Requirement: Please copy each line of the records below that includes the word "JSON".

Extracted records:

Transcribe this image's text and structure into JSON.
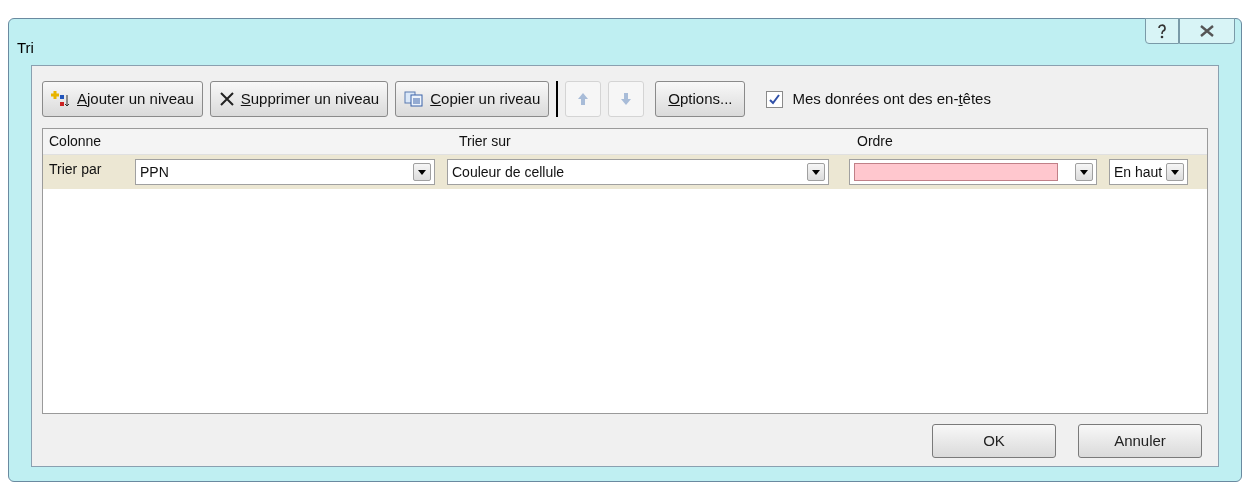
{
  "window": {
    "title": "Tri"
  },
  "toolbar": [
    {
      "kind": "add",
      "key": "A",
      "post": "jouter un niveau",
      "disabled": false
    },
    {
      "kind": "delete",
      "key": "S",
      "post": "upprimer un niveau",
      "disabled": false
    },
    {
      "kind": "copy",
      "key": "C",
      "post": "opier un riveau",
      "disabled": false
    },
    {
      "kind": "up",
      "disabled": true
    },
    {
      "kind": "down",
      "disabled": true
    },
    {
      "kind": "options",
      "key": "O",
      "post": "ptions...",
      "disabled": false
    }
  ],
  "headers_checkbox": {
    "pre": "Mes donrées ont des en-",
    "key": "t",
    "post": "êtes",
    "checked": true
  },
  "columns": [
    "Colonne",
    "Trier sur",
    "Ordre"
  ],
  "rows": [
    {
      "label": "Trier par",
      "column": "PPN",
      "sort_on": "Couleur de cellule",
      "color": "#ffc7ce",
      "position": "En haut",
      "selected": true
    }
  ],
  "buttons": [
    "OK",
    "Annuler"
  ]
}
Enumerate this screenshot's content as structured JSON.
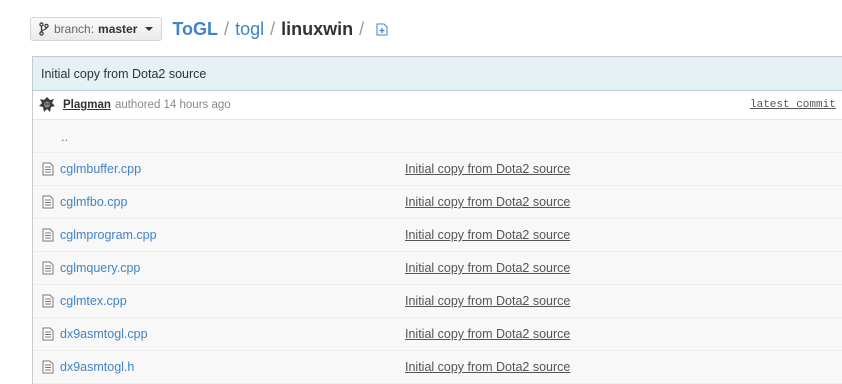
{
  "branch": {
    "prefix": "branch:",
    "name": "master"
  },
  "breadcrumb": {
    "root": "ToGL",
    "parts": [
      "togl"
    ],
    "current": "linuxwin",
    "separator": "/"
  },
  "latest_commit": {
    "message": "Initial copy from Dota2 source",
    "author": "Plagman",
    "authored_text": "authored 14 hours ago",
    "label": "latest commit"
  },
  "up_dir": "..",
  "files": [
    {
      "name": "cglmbuffer.cpp",
      "message": "Initial copy from Dota2 source"
    },
    {
      "name": "cglmfbo.cpp",
      "message": "Initial copy from Dota2 source"
    },
    {
      "name": "cglmprogram.cpp",
      "message": "Initial copy from Dota2 source"
    },
    {
      "name": "cglmquery.cpp",
      "message": "Initial copy from Dota2 source"
    },
    {
      "name": "cglmtex.cpp",
      "message": "Initial copy from Dota2 source"
    },
    {
      "name": "dx9asmtogl.cpp",
      "message": "Initial copy from Dota2 source"
    },
    {
      "name": "dx9asmtogl.h",
      "message": "Initial copy from Dota2 source"
    }
  ],
  "colors": {
    "link": "#4183c4",
    "commit_bar": "#e6f1f6"
  },
  "icons": {
    "branch": "git-branch-icon",
    "add_file": "file-add-icon",
    "file": "file-text-icon",
    "avatar": "user-avatar"
  }
}
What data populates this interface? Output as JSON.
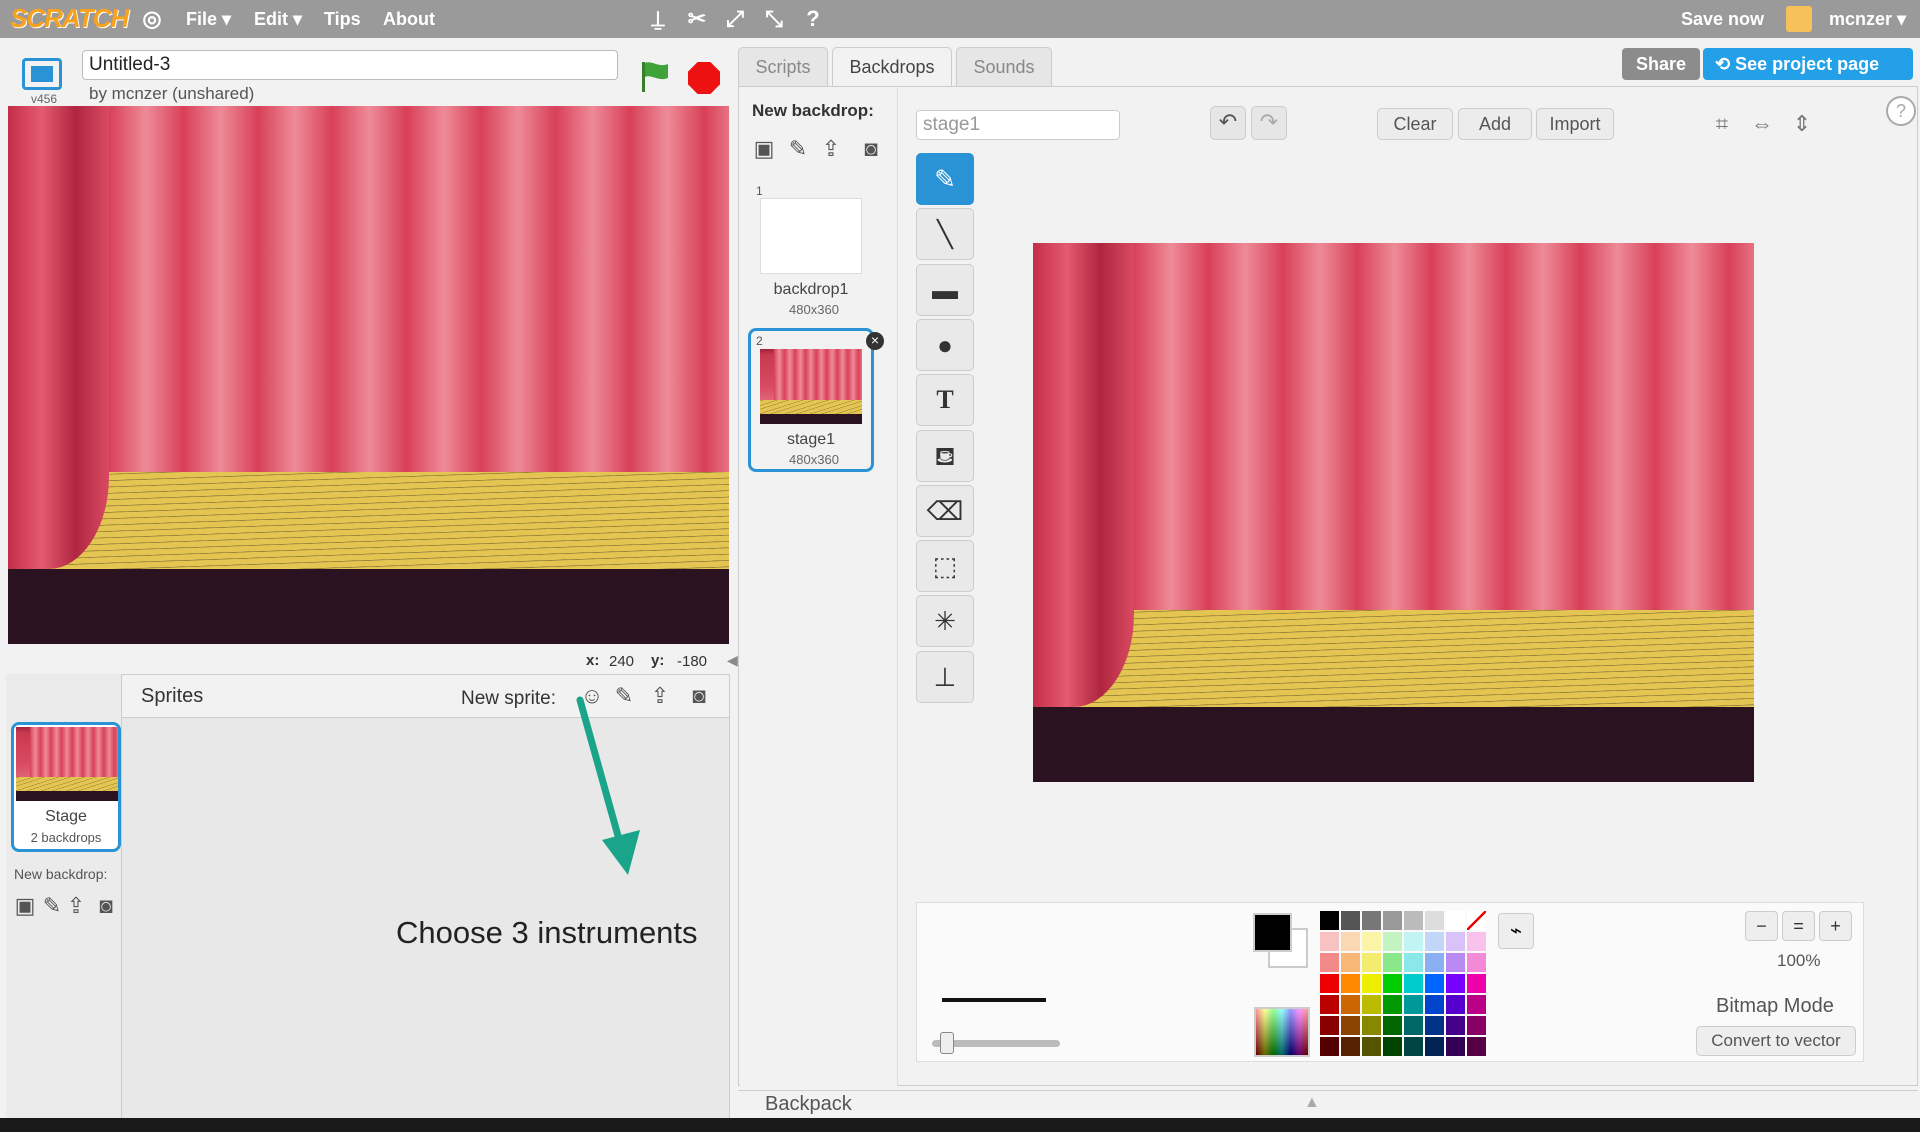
{
  "menubar": {
    "logo": "SCRATCH",
    "file": "File ▾",
    "edit": "Edit ▾",
    "tips": "Tips",
    "about": "About",
    "save_now": "Save now",
    "user": "mcnzer ▾",
    "icons": [
      "globe-icon",
      "duplicate-icon",
      "cut-icon",
      "grow-icon",
      "shrink-icon",
      "help-icon"
    ]
  },
  "project": {
    "title": "Untitled-3",
    "byline": "by mcnzer (unshared)",
    "version": "v456"
  },
  "stage": {
    "x_label": "x:",
    "x_value": "240",
    "y_label": "y:",
    "y_value": "-180"
  },
  "sprites": {
    "title": "Sprites",
    "new_sprite_label": "New sprite:",
    "stage_name": "Stage",
    "stage_count": "2 backdrops",
    "new_backdrop_label": "New backdrop:"
  },
  "annotation": "Choose 3 instruments",
  "tabs": [
    {
      "label": "Scripts"
    },
    {
      "label": "Backdrops"
    },
    {
      "label": "Sounds"
    }
  ],
  "header_buttons": {
    "share": "Share",
    "project_page": "See project page"
  },
  "backdrops": {
    "new_label": "New backdrop:",
    "items": [
      {
        "num": "1",
        "name": "backdrop1",
        "size": "480x360"
      },
      {
        "num": "2",
        "name": "stage1",
        "size": "480x360"
      }
    ]
  },
  "editor": {
    "name_value": "stage1",
    "clear": "Clear",
    "add": "Add",
    "import": "Import",
    "zoom": "100%",
    "mode": "Bitmap Mode",
    "convert": "Convert to vector"
  },
  "backpack": "Backpack",
  "colors": {
    "accent": "#2a93d6",
    "menubar": "#9a9a9a",
    "annotation_arrow": "#1aa58a"
  }
}
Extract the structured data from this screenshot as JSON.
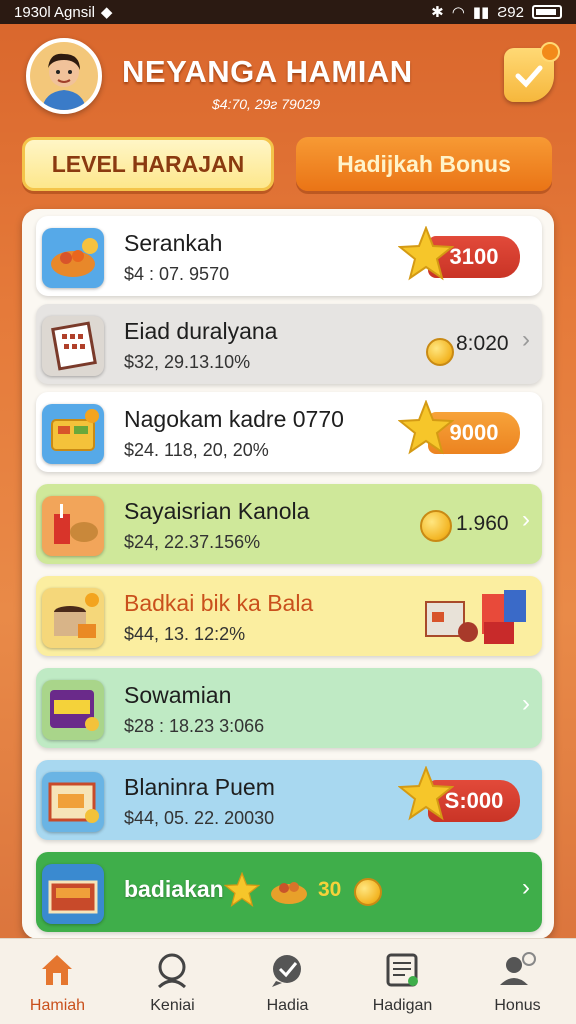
{
  "status_bar": {
    "left_text": "1930l Agnsil",
    "right_text": "Ƨ92"
  },
  "header": {
    "username": "NEYANGA HAMIAN",
    "balance": "$4:70, 29ƨ 79029"
  },
  "tabs": [
    {
      "label": "LEVEL HARAJAN",
      "active": true
    },
    {
      "label": "Hadijkah Bonus",
      "active": false
    }
  ],
  "list": [
    {
      "title": "Serankah",
      "subtitle": "$4 : 07. 9570",
      "value": "3100",
      "value_style": "red-ribbon",
      "thumb_icon": "food-bowl-icon",
      "bg": "#ffffff"
    },
    {
      "title": "Eiad duralyana",
      "subtitle": "$32, 29.13.10%",
      "value": "8:020",
      "value_style": "coin",
      "thumb_icon": "calendar-board-icon",
      "bg": "#e6e4e2"
    },
    {
      "title": "Nagokam kadre 0770",
      "subtitle": "$24. 118, 20, 20%",
      "value": "9000",
      "value_style": "orange-ribbon",
      "thumb_icon": "lunchbox-icon",
      "bg": "#ffffff"
    },
    {
      "title": "Sayaisrian Kanola",
      "subtitle": "$24, 22.37.156%",
      "value": "1.960",
      "value_style": "coin",
      "thumb_icon": "drink-food-icon",
      "bg": "#cfe89a"
    },
    {
      "title": "Badkai bik ka Bala",
      "subtitle": "$44, 13. 12:2%",
      "value": "",
      "value_style": "gifts",
      "thumb_icon": "pot-icon",
      "bg": "#fbeea0"
    },
    {
      "title": "Sowamian",
      "subtitle": "$28 : 18.23 3:066",
      "value": "",
      "value_style": "chevron",
      "thumb_icon": "snack-bag-icon",
      "bg": "#bfeac4"
    },
    {
      "title": "Blaninra Puem",
      "subtitle": "$44, 05. 22. 20030",
      "value": "S:000",
      "value_style": "red-ribbon",
      "thumb_icon": "snack-pack-icon",
      "bg": "#a8d8f0"
    },
    {
      "title": "badiakan",
      "subtitle": "",
      "value": "30",
      "value_style": "green-bar",
      "thumb_icon": "food-box-icon",
      "bg": "#3fae4a"
    }
  ],
  "bottom_nav": [
    {
      "label": "Hamiah",
      "icon": "home-icon",
      "active": true
    },
    {
      "label": "Keniai",
      "icon": "profile-icon",
      "active": false
    },
    {
      "label": "Hadia",
      "icon": "chat-icon",
      "active": false
    },
    {
      "label": "Hadigan",
      "icon": "document-icon",
      "active": false
    },
    {
      "label": "Honus",
      "icon": "user-settings-icon",
      "active": false
    }
  ],
  "colors": {
    "accent": "#e5762f",
    "ribbon_red": "#d43d2f",
    "ribbon_orange": "#f0902a",
    "green": "#3fae4a"
  }
}
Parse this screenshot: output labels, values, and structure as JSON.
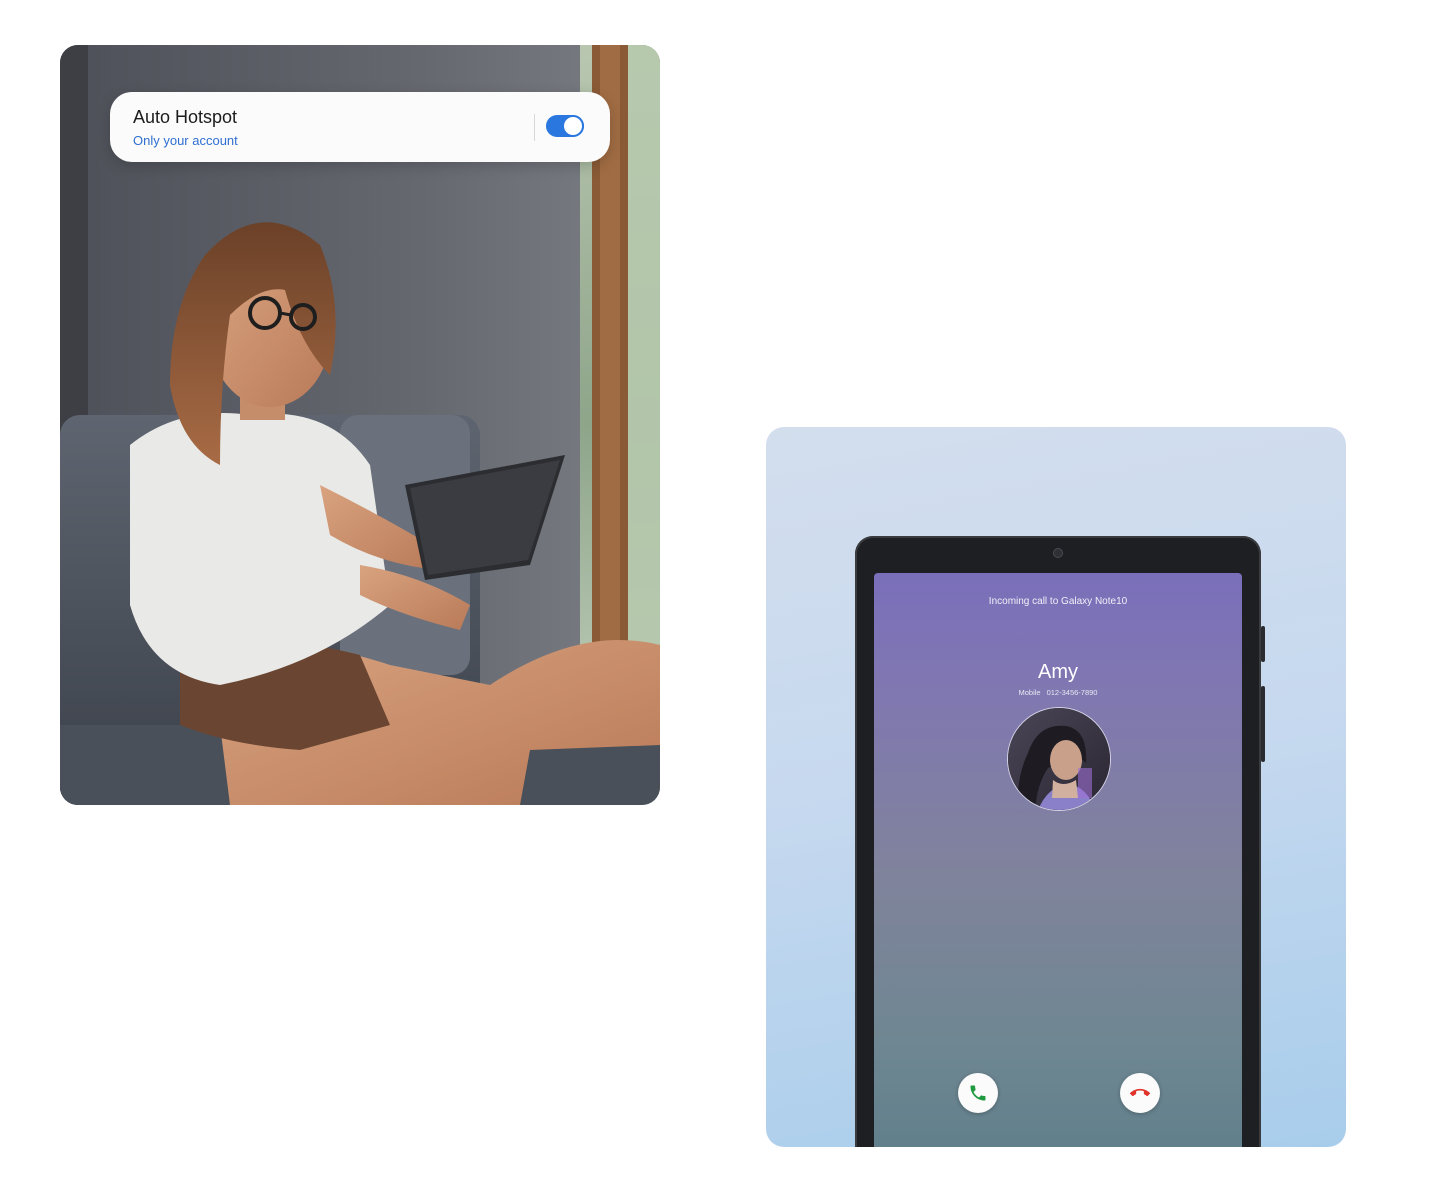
{
  "hotspot_card": {
    "title": "Auto Hotspot",
    "subtitle": "Only your account",
    "toggle_on": true,
    "accent_color": "#2b77e0"
  },
  "incoming_call": {
    "header": "Incoming call to Galaxy Note10",
    "caller_name": "Amy",
    "number_type": "Mobile",
    "number": "012-3456-7890",
    "accept_icon": "phone-accept-icon",
    "decline_icon": "phone-decline-icon",
    "accept_color": "#1f9a3e",
    "decline_color": "#e0342c"
  }
}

Result of this task:
Transcribe this image's text and structure into JSON.
Enumerate this screenshot's content as structured JSON.
What data populates this interface? Output as JSON.
Extract the structured data from this screenshot as JSON.
Parse this screenshot: output labels, values, and structure as JSON.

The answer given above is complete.